Coons also noted – along with New Jersey Senator Cory Booker – that Facebook’s platform had recently shown to have been used by advertisers to limit who could see their ads and products by race, something that Booker told Zuckerberg is not only wrong, but in the case of things like financial services products, also illegal under the Equal Credit Opportunity Act of 1974.
Senator Richard Durbin asked Zuckerberg if he cared to share the name of the hotel he stayed in the night before his appearance, or the identity of anyone he had been texting. When Zuckerberg bemusedly declined, Durbin pointed out that this was probably out of a concern for his personal privacy.
“I think that may be what this is all about: your right to privacy, the limits of your right to privacy and how much you give away in modern America in the name of, quote, ‘connecting people around the world,’” he said.
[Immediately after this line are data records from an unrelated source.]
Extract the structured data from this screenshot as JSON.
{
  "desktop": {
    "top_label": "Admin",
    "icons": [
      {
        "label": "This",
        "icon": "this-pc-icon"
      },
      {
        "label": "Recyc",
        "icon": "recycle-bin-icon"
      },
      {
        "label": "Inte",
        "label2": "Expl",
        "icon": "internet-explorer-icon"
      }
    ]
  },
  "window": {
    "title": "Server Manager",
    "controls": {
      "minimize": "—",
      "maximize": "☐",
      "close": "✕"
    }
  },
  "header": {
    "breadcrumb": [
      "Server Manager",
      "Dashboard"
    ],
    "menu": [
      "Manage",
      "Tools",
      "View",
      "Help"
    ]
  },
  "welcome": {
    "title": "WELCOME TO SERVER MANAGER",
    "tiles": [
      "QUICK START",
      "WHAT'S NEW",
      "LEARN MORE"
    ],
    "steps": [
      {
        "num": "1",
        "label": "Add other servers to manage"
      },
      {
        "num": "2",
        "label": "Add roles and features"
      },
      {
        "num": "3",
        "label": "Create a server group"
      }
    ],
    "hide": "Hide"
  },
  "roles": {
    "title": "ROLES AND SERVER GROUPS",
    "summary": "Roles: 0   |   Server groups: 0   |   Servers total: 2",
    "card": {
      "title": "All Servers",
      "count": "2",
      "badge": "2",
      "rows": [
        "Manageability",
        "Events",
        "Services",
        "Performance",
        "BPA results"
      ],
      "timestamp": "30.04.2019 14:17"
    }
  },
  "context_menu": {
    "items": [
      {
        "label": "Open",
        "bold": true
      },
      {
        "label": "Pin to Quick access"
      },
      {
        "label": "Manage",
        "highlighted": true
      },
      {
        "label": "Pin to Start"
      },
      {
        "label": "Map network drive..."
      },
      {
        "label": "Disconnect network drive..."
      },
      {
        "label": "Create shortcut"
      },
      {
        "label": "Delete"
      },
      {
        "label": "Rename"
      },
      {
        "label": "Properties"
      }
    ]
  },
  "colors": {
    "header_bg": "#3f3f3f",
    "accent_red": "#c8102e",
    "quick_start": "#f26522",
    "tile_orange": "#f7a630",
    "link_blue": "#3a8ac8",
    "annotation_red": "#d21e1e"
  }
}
Others, like Louisiana Senator John Kennedy, noted that for all of Facebook’s recent talk about increasing trust and transparency, they were kipping over some of the very simplest things they could do to improve the situation.
“Here's what everybody has been trying to tell you today and I say this gently: Your user agreement sucks. The purpose of that user agreement is to cover Facebook's rear end. It's not to inform your users about their rights,” said Kennedy. “I'm going to suggest you go home and rewrite it, and tell your $1,200-dollar-an-hour lawyer … you want it written in English, not Swahili, so the average American user can understand.”
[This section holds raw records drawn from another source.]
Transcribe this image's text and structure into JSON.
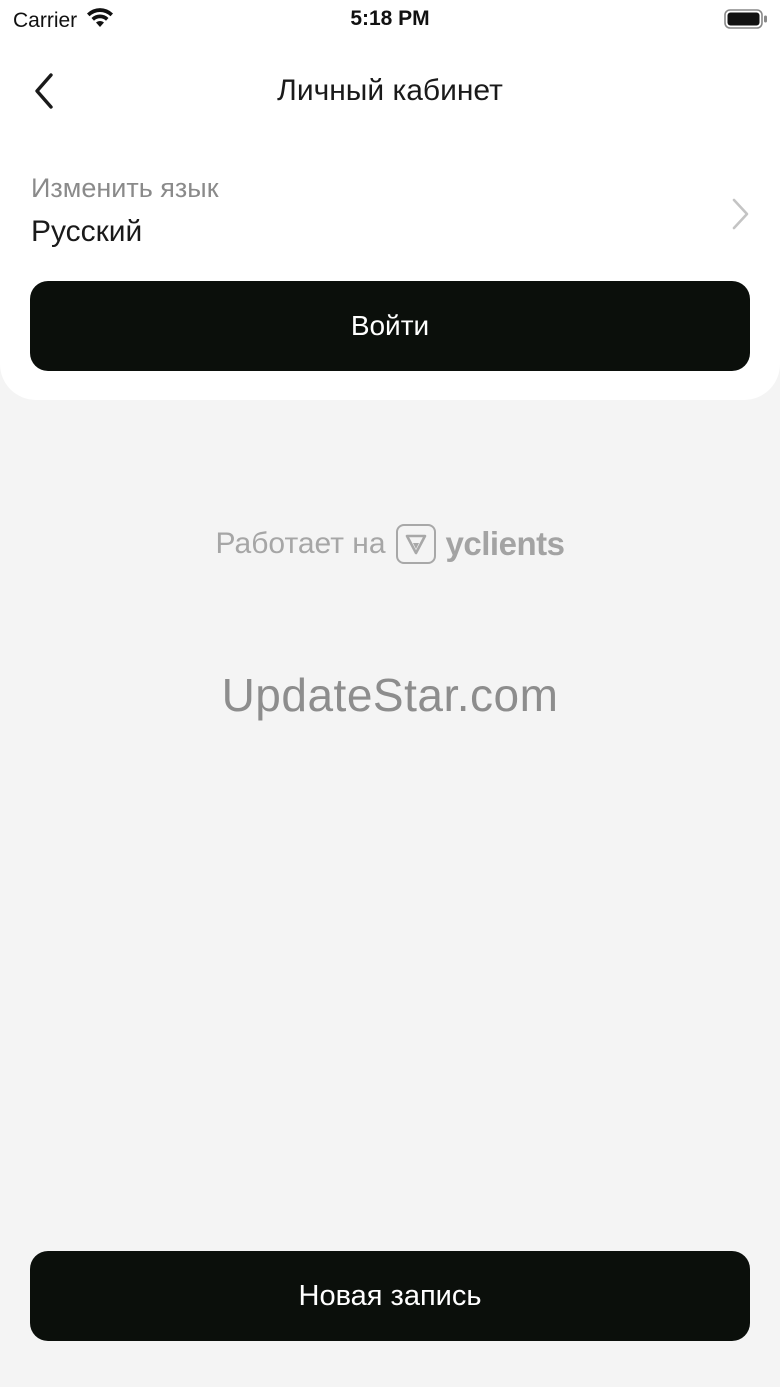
{
  "status_bar": {
    "carrier": "Carrier",
    "time": "5:18 PM"
  },
  "header": {
    "title": "Личный кабинет"
  },
  "language": {
    "label": "Изменить язык",
    "value": "Русский"
  },
  "buttons": {
    "login": "Войти",
    "new_booking": "Новая запись"
  },
  "footer_branding": {
    "powered_by": "Работает на",
    "brand": "yclients"
  },
  "watermark": "UpdateStar.com",
  "colors": {
    "button_bg": "#0b0f0b",
    "page_bg": "#f4f4f4",
    "card_bg": "#ffffff",
    "muted_text": "#8a8a8a"
  },
  "icons": [
    "wifi-icon",
    "battery-icon",
    "back-arrow-icon",
    "chevron-right-icon",
    "yclients-logo-icon"
  ]
}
South Carolina Senator Lindsey Graham was one of the few who questioned Zuckerberg who seemed to actually throw him off his game a bit, with a question about the identity of Facebook’s competitors.
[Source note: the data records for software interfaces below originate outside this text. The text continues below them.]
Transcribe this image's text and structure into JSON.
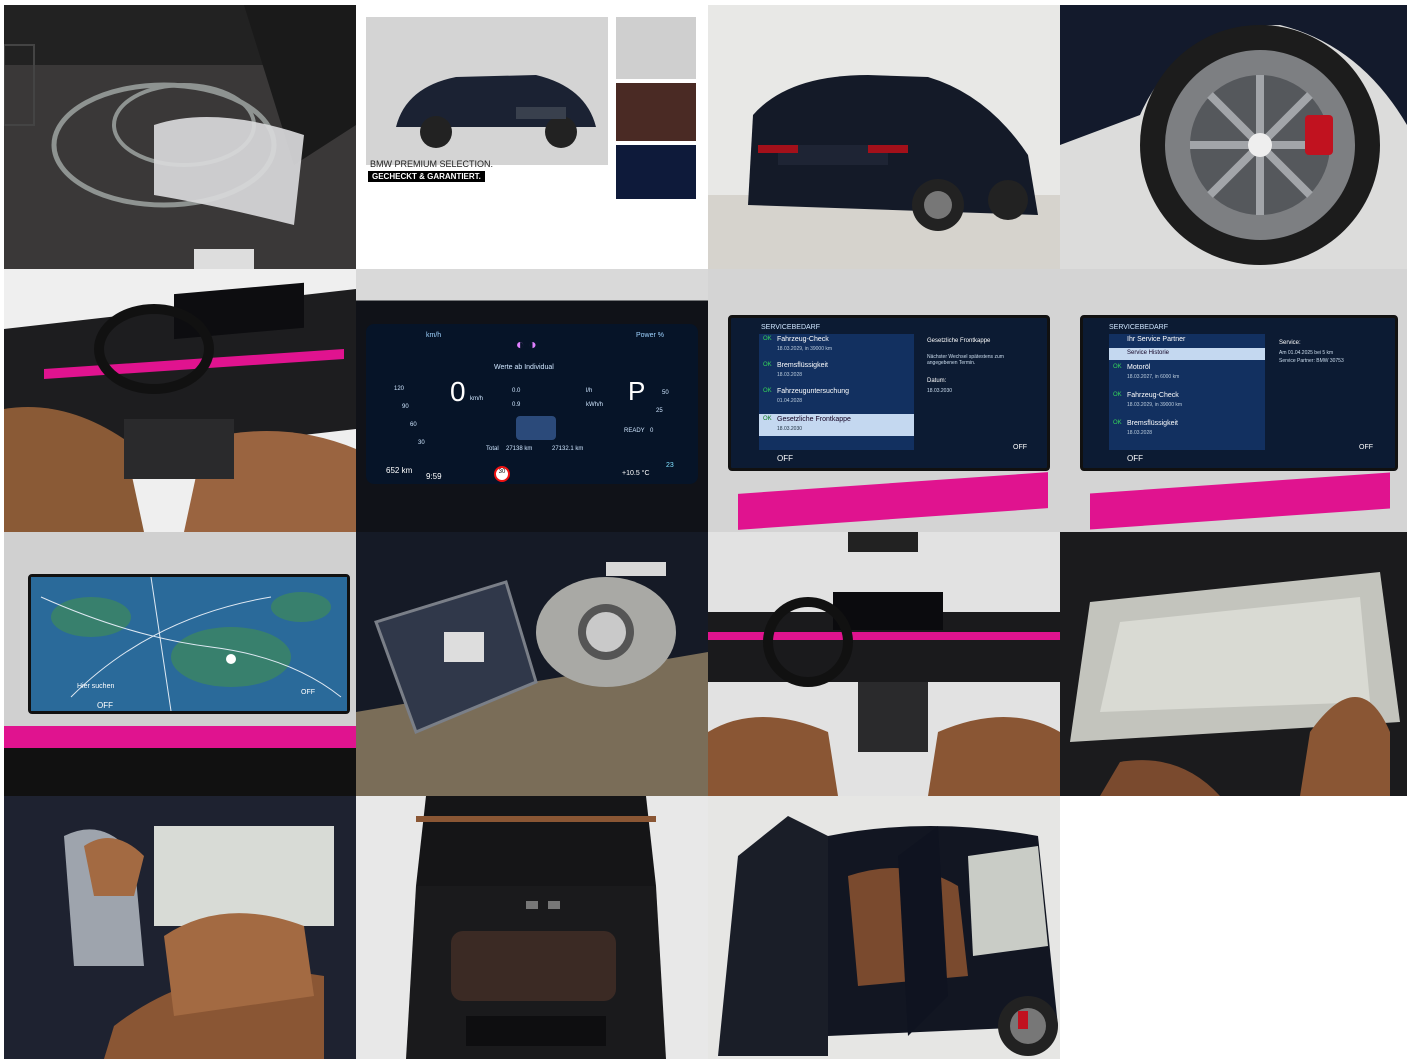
{
  "gallery": {
    "tiles": [
      {
        "subject": "trunk-charging-cable"
      },
      {
        "subject": "premium-selection-brochure"
      },
      {
        "subject": "rear-exterior"
      },
      {
        "subject": "wheel-closeup"
      },
      {
        "subject": "front-interior-dashboard"
      },
      {
        "subject": "instrument-cluster"
      },
      {
        "subject": "service-screen-1"
      },
      {
        "subject": "service-screen-2"
      },
      {
        "subject": "navigation-map"
      },
      {
        "subject": "charging-port"
      },
      {
        "subject": "cockpit-overview"
      },
      {
        "subject": "panorama-roof"
      },
      {
        "subject": "rear-seats"
      },
      {
        "subject": "rear-console"
      },
      {
        "subject": "side-doors-open"
      }
    ]
  },
  "brochure": {
    "brand_line": "BMW PREMIUM SELECTION.",
    "tagline": "GECHECKT & GARANTIERT."
  },
  "cluster": {
    "speed": "0",
    "speed_unit": "km/h",
    "gear": "P",
    "center_title": "Werte ab Individual",
    "total_label": "Total",
    "total_km": "27138 km",
    "trip_km": "27132.1 km",
    "left_header": "km/h",
    "right_header": "Power %",
    "range": "652 km",
    "clock": "9:59",
    "temp": "+10.5 °C",
    "ready": "READY",
    "row1_value": "0.0",
    "row1_unit": "l/h",
    "row2_value": "0.9",
    "row2_unit": "kWh/h",
    "battery_pct": "23",
    "speed_limit": "30",
    "left_ticks": [
      "120",
      "90",
      "60",
      "30"
    ],
    "right_ticks": [
      "50",
      "25",
      "0"
    ]
  },
  "service1": {
    "header": "SERVICEBEDARF",
    "items": [
      {
        "status": "OK",
        "title": "Fahrzeug-Check",
        "detail": "18.03.2029, in 39000 km"
      },
      {
        "status": "OK",
        "title": "Bremsflüssigkeit",
        "detail": "18.03.2028"
      },
      {
        "status": "OK",
        "title": "Fahrzeuguntersuchung",
        "detail": "01.04.2028"
      },
      {
        "status": "OK",
        "title": "Gesetzliche Frontkappe",
        "detail": "18.03.2030"
      }
    ],
    "detail_title": "Gesetzliche Frontkappe",
    "detail_text": "Nächster Wechsel spätestens zum angegebenen Termin.",
    "date_label": "Datum:",
    "date_value": "18.03.2030",
    "climate_off": "OFF",
    "off_right": "OFF"
  },
  "service2": {
    "header": "SERVICEBEDARF",
    "partner_item": "Ihr Service Partner",
    "history_item": "Service Historie",
    "items": [
      {
        "status": "OK",
        "title": "Motoröl",
        "detail": "18.03.2027, in 6000 km"
      },
      {
        "status": "OK",
        "title": "Fahrzeug-Check",
        "detail": "18.03.2029, in 39000 km"
      },
      {
        "status": "OK",
        "title": "Bremsflüssigkeit",
        "detail": "18.03.2028"
      }
    ],
    "side_title": "Service:",
    "side_line1": "Am 01.04.2025 bei 5 km",
    "side_line2": "Service Partner: BMW 30753",
    "climate_off": "OFF",
    "off_right": "OFF"
  },
  "navmap": {
    "search": "Hier suchen",
    "climate_off": "OFF",
    "off_right": "OFF"
  }
}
Zuckerberg tried to dodge the question a bit, noting that the network has many competitors across many categories who all do various parts of what Facebook does. Graham, however, was adamant that Zuckerberg name a single competitor.
“Let me put it this way: If I buy a Ford and it doesn’t work well and I don’t like it, I can buy a Chevy. If I’m upset with Facebook, what’s the equivalent product that I can go sign up for?”
When he was unable to come up with a competitor in that sense, Graham directly asked if Zuckerberg felt that Facebook is a monopoly (he doesn’t) and noted that businesses are usually regulated by competition or by government regulation. Facebook, it seems, lacks real direct competition.
“Here’s the question that all of us got to answer: What do we tell our constituents, given what’s happened here, why we should let you self-regulate?”
And that remains the $477 billion question – Facebook’s market cap – at the end of the yesterday’s marathon hearing, and in advance of the second part that’s set to kick off today.
It was a question that came up again and again throughout the hearing, with varying levels of sharpness.
“We’ve seen the apology tours before … I don’t see how you can change your business model unless there are different rules of the road,” Blumenthal noted.
And though Zuckerberg signaled throughout the hearing that he is open to working with regulators on designing regulations, he was guarded and fairly unspecific about what he thinks those regulations could and should entail.
Which means, coming out of today’s hearing – positive performance reviews to the side – Mark Zuckerberg still has two issues on his plate.
The first is senators, who, for a variety of reasons and from both sides of the aisle, are increasingly interested in regulating Facebook. The second is that at best, only about half of them seem to really understand what Facebook is and how it works, as the ability to regulate Facebook is not dependent on whether or not an individual senator actually understands it.
Day one is done on the Hill for Mark Zuckerberg – and while he seems to have done well enough to quell some of the terror, it also looks like Facebook has a lot of very powerful hearts and minds still to win.
Day two is starting now. We’ll keep you posted on how it unfolds.